New at Erratics: the challenges of teaching geology in high school

Our newest Earth Science Erratics blogger, Erin Parker, is a teacher at an urban public high school in Wisconsin, who every semester is presented with the task of teaching “150 boisterous students” about earth science. In her first post, she describes an exercise aimed at teaching them about the sequence and tempo of geological history:

Today, I’ve handed out props with rough dates attached, and asked the class to physically arrange themselves in order of appearance in the fossil record- a stuffed black plague microbe stands in for the first life-forms; a plastic Buzz Lightyear represents modern humans…

Head over to find out how they do, and read Erin’s thoughts on the particular challenges of making geology interesting and relevant to students who may only be taking it as a science credit of last resort; something that is going to be a major theme of her posting.

I don’t know the answers, but I am certainly trying to make geology and oceanography come alive for my kids. My contributions to Earth Science Erratics will focus on my challenges and successes connecting students to earth science, and my own occasional sojourns into the realm of field geology.
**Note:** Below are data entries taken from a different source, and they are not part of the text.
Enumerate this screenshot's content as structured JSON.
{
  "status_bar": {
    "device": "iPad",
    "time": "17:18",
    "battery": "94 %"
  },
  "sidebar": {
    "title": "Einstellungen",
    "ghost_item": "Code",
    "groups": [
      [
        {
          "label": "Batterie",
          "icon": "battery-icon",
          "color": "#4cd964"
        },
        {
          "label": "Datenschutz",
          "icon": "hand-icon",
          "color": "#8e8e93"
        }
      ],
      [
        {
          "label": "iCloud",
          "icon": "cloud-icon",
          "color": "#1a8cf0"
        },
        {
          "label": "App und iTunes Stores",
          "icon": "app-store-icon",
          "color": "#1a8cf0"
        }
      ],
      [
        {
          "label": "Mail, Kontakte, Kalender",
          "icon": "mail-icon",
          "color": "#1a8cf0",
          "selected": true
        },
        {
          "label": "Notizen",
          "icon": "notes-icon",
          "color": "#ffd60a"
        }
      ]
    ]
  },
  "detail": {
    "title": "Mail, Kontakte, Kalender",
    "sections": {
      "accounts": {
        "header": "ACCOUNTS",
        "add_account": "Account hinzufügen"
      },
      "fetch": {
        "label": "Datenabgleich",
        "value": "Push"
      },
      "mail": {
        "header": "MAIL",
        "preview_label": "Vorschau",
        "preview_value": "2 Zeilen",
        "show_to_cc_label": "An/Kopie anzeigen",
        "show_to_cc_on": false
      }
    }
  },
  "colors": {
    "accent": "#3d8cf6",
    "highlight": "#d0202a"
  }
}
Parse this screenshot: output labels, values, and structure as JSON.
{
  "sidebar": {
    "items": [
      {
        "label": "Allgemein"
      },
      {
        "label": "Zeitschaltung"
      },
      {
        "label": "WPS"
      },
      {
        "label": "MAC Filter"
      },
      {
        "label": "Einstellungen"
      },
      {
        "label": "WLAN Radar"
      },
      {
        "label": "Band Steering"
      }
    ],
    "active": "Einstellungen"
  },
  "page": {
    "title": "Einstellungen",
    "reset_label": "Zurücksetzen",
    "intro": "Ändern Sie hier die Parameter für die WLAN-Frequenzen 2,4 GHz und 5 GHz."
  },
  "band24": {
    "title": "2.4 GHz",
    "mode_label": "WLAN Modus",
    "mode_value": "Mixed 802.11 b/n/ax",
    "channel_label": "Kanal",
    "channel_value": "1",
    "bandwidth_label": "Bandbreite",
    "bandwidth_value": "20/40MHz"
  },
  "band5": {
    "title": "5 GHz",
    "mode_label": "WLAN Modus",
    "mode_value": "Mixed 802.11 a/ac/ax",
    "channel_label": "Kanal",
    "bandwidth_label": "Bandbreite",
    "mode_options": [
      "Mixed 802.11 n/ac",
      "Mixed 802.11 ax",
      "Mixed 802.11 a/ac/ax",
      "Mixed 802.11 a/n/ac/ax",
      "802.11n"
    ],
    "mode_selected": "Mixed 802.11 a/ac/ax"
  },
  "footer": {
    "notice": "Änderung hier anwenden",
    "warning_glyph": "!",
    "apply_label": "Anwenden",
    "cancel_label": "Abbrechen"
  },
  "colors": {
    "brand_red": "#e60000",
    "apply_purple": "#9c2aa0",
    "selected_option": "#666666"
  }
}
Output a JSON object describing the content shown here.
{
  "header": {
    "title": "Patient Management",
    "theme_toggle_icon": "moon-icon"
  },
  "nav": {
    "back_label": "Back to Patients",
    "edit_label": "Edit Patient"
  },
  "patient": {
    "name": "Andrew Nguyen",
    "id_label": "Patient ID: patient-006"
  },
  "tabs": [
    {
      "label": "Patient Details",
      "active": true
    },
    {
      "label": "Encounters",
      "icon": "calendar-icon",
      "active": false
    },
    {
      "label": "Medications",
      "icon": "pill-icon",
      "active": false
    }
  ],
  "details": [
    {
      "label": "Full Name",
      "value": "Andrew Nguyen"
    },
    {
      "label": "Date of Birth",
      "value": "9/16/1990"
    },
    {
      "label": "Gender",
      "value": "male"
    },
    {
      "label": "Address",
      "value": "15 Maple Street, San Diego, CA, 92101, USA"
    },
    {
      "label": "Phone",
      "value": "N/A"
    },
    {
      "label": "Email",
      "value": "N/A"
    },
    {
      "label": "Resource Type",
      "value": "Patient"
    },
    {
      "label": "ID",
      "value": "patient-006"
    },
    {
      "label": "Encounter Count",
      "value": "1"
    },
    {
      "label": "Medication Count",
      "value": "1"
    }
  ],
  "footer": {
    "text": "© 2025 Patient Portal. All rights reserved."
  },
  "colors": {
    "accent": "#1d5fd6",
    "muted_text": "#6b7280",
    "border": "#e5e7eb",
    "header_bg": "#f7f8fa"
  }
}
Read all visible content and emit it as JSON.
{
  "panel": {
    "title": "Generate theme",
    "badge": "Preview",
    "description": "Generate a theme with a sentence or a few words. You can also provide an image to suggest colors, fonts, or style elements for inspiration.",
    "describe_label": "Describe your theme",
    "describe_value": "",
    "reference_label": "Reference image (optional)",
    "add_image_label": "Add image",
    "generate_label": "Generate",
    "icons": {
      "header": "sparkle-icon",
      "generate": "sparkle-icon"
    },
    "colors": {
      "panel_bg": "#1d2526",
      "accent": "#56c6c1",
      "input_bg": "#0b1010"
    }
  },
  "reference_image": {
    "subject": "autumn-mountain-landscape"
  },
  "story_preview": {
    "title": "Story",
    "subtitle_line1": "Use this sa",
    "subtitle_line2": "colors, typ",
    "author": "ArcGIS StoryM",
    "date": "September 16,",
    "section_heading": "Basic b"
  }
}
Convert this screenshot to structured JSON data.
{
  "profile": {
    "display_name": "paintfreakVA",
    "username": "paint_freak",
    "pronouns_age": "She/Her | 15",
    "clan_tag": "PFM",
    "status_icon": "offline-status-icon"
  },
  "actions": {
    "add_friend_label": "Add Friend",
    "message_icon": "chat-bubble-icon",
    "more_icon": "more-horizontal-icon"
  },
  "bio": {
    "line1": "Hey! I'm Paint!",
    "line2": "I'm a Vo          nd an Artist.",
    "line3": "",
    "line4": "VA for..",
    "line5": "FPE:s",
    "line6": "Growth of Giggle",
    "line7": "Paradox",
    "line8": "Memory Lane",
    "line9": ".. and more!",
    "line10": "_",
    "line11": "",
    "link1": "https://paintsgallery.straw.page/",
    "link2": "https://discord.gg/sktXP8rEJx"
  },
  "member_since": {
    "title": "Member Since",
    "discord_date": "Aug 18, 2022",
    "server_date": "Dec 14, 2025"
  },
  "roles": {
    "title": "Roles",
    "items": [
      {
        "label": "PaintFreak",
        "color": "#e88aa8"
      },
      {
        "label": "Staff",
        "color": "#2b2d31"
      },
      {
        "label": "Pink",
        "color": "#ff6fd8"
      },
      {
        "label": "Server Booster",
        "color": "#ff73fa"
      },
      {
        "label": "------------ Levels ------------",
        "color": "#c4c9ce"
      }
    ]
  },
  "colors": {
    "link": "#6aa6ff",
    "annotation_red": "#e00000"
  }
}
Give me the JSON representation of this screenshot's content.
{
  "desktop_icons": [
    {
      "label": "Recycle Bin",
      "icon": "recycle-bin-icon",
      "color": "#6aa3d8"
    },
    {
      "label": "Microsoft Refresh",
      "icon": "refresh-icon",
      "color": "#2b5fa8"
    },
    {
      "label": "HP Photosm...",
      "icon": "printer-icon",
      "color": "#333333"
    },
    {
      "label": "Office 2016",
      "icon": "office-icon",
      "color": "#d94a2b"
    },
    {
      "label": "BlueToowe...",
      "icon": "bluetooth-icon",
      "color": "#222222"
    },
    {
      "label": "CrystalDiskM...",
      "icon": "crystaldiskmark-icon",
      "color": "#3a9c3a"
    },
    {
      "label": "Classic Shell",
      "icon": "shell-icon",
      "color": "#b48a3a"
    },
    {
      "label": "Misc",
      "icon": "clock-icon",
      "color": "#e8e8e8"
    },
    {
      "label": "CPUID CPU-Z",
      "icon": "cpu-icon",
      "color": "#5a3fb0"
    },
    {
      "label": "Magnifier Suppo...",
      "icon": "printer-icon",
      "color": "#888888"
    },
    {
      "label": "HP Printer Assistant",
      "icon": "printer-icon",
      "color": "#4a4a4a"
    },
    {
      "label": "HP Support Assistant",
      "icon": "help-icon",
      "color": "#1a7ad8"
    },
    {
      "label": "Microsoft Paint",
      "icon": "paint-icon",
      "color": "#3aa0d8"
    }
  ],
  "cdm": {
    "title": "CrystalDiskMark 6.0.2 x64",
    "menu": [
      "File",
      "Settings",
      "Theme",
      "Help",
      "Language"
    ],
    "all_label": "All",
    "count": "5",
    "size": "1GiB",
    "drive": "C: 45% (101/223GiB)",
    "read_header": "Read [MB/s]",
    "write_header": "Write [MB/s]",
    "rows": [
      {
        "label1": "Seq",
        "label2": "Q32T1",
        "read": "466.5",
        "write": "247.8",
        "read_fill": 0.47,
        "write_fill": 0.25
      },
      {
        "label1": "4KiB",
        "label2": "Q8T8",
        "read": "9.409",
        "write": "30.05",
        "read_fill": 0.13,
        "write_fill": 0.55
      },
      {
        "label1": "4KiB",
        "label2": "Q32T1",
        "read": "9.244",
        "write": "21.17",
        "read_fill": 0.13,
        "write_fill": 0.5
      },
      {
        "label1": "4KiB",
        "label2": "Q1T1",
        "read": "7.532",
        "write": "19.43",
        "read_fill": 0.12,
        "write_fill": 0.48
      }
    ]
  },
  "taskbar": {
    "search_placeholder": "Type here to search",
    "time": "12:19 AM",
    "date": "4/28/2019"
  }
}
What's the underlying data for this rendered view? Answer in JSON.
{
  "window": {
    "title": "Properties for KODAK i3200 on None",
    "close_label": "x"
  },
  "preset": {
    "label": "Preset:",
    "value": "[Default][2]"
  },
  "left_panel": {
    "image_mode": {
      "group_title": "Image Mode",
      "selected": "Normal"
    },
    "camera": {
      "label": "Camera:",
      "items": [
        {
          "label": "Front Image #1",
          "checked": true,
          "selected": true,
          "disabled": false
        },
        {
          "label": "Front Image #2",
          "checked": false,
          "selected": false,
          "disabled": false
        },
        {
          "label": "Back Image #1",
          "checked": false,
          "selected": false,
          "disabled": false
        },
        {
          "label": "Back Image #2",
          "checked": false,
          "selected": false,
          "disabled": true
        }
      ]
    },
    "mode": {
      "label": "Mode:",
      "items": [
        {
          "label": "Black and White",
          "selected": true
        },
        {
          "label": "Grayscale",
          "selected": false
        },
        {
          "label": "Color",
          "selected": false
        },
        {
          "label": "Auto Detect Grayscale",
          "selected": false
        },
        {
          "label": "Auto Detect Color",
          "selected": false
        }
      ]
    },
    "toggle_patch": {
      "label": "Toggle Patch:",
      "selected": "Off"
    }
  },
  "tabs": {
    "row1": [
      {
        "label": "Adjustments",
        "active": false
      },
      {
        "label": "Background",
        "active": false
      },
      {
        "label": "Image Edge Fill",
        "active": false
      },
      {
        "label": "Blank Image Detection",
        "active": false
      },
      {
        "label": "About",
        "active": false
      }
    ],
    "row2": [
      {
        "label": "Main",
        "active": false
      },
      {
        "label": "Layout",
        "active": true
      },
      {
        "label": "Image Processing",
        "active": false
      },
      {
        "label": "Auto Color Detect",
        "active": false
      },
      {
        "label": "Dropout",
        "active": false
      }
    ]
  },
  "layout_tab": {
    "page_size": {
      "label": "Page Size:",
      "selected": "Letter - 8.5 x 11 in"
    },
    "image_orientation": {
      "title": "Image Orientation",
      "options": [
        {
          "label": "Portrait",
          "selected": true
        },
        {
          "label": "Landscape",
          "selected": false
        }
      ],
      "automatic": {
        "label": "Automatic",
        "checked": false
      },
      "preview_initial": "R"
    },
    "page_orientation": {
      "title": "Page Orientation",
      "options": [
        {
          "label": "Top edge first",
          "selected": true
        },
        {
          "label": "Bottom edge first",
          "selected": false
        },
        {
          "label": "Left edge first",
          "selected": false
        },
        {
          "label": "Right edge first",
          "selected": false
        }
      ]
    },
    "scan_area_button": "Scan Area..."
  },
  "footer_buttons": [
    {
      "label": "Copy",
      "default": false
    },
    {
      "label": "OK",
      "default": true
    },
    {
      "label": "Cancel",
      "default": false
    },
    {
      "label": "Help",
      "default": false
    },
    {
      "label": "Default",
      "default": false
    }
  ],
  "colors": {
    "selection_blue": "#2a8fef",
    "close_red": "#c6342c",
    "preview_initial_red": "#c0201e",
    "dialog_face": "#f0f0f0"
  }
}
School is where the vast majority of people get most of all the science education we’re ever going to get, but with the occasional awesome exception, blogging about teaching at this level is far less common than blogging about teaching at Universities. So we’re delighted to welcome Erin to Erratics, and the geoblogosphere, where we can all hear about, and learn from, her experiences. Please go and say hello!

Categories: links, teaching

Comments (2)

  1. Julia says:

    *blush*

    Thanks for the heads-up. As you say, it’s not always that common to find educators blogging about high-school-level earth science. And often, teachers stick to the “edublogosphere” rather than heading out into the subject-specific realm.

  2. Don Strong says:

    Have you contemplated the fact that geology is actually more threatening to young earth believers than is evolution?